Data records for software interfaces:

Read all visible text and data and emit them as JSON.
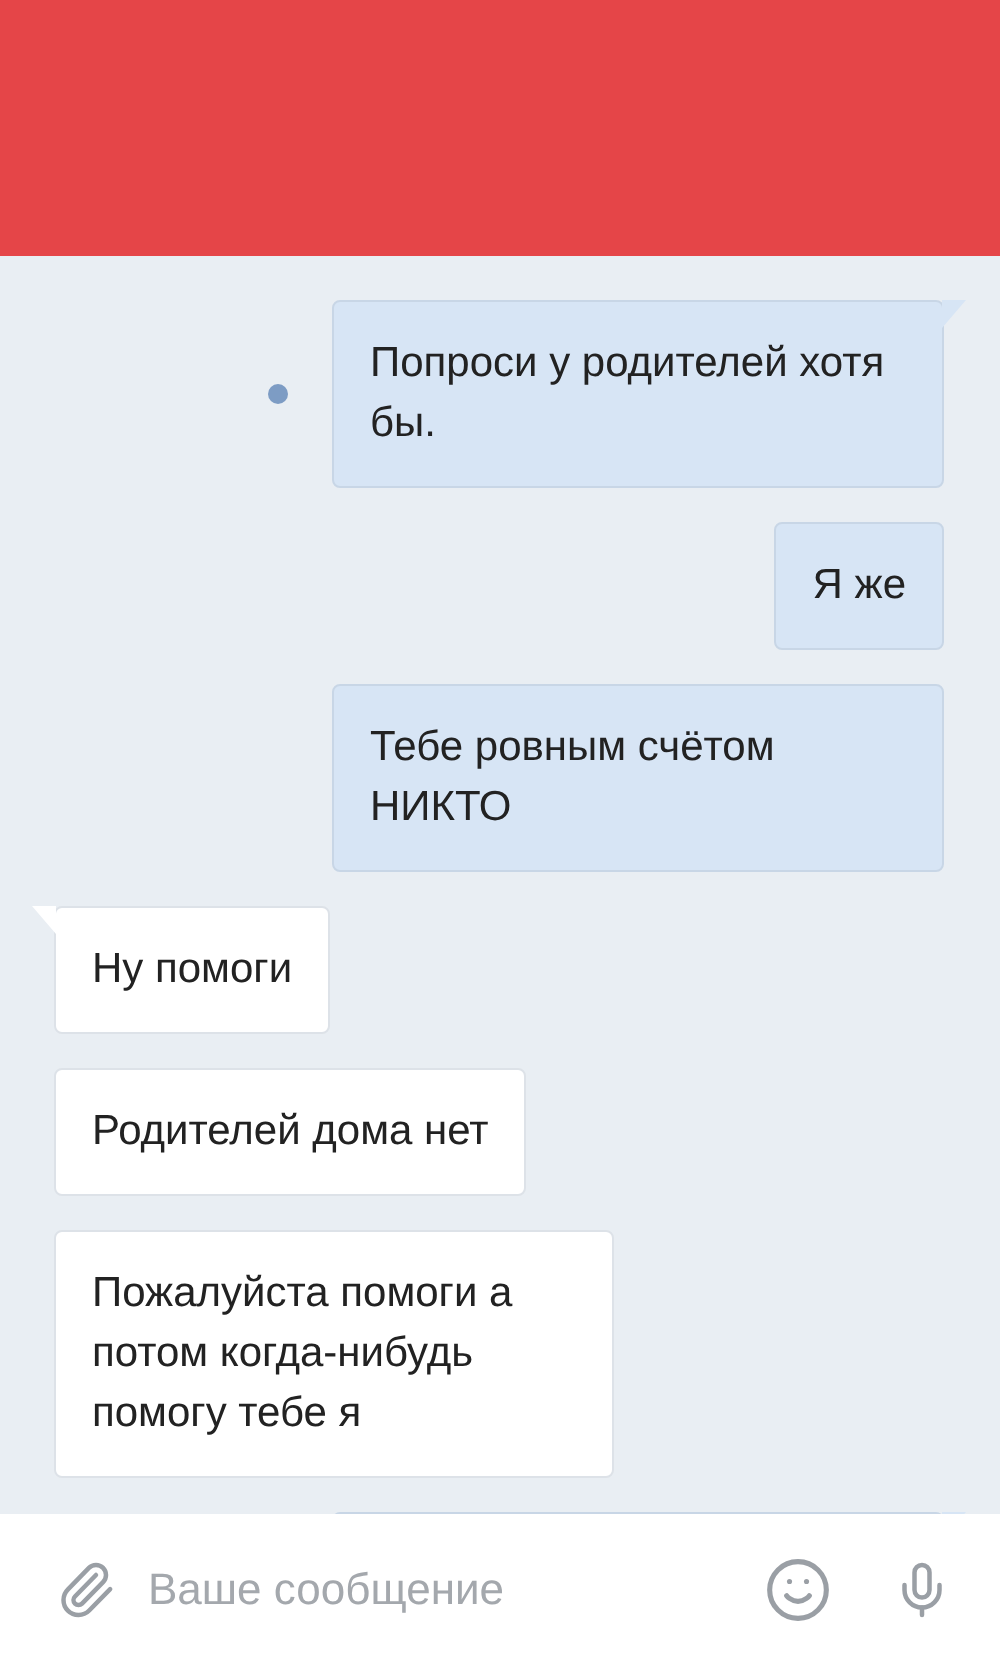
{
  "messages": [
    {
      "kind": "outgoing",
      "text": "Попроси у родителей хотя бы.",
      "unread": true
    },
    {
      "kind": "outgoing",
      "text": "Я же",
      "unread": false
    },
    {
      "kind": "outgoing",
      "text": "Тебе ровным счётом НИКТО",
      "unread": false
    },
    {
      "kind": "incoming",
      "text": "Ну помоги"
    },
    {
      "kind": "incoming",
      "text": "Родителей дома нет"
    },
    {
      "kind": "incoming",
      "text": "Пожалуйста помоги а потом когда-нибудь помогу тебе я"
    },
    {
      "kind": "outgoing",
      "unread": false
    }
  ],
  "composer": {
    "placeholder": "Ваше сообщение"
  }
}
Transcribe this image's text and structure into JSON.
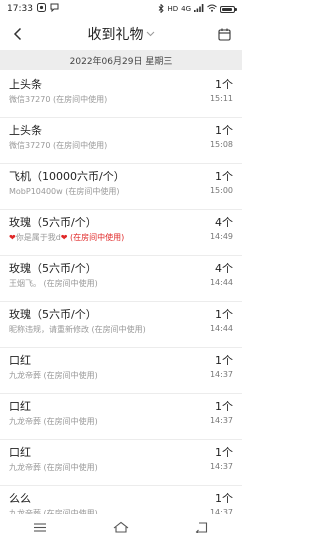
{
  "status_bar": {
    "time": "17:33",
    "network": "4G",
    "hd": "HD"
  },
  "header": {
    "title": "收到礼物"
  },
  "date_bar": {
    "date": "2022年06月29日 星期三"
  },
  "gifts": [
    {
      "name": "上头条",
      "sender": "微信37270 (在房间中使用)",
      "count": "1个",
      "time": "15:11"
    },
    {
      "name": "上头条",
      "sender": "微信37270 (在房间中使用)",
      "count": "1个",
      "time": "15:08"
    },
    {
      "name": "飞机（10000六币/个）",
      "sender": "MobP10400w (在房间中使用)",
      "count": "1个",
      "time": "15:00"
    },
    {
      "name": "玫瑰（5六币/个）",
      "sender_prefix": "❤",
      "sender": "你是属于我d",
      "sender_suffix": "❤ (在房间中使用)",
      "count": "4个",
      "time": "14:49"
    },
    {
      "name": "玫瑰（5六币/个）",
      "sender": "王烟飞。 (在房间中使用)",
      "count": "4个",
      "time": "14:44"
    },
    {
      "name": "玫瑰（5六币/个）",
      "sender": "昵称违规，请重新修改 (在房间中使用)",
      "count": "1个",
      "time": "14:44"
    },
    {
      "name": "口红",
      "sender": "九龙帝葬 (在房间中使用)",
      "count": "1个",
      "time": "14:37"
    },
    {
      "name": "口红",
      "sender": "九龙帝葬 (在房间中使用)",
      "count": "1个",
      "time": "14:37"
    },
    {
      "name": "口红",
      "sender": "九龙帝葬 (在房间中使用)",
      "count": "1个",
      "time": "14:37"
    },
    {
      "name": "么么",
      "sender": "九龙帝葬 (在房间中使用)",
      "count": "1个",
      "time": "14:37"
    }
  ],
  "colors": {
    "accent_heart": "#e02828",
    "date_bar_bg": "#ededed"
  }
}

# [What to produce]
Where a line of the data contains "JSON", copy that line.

# [Answer box]
Read all visible text and data and emit them as JSON.
Transcribe this image's text and structure into JSON.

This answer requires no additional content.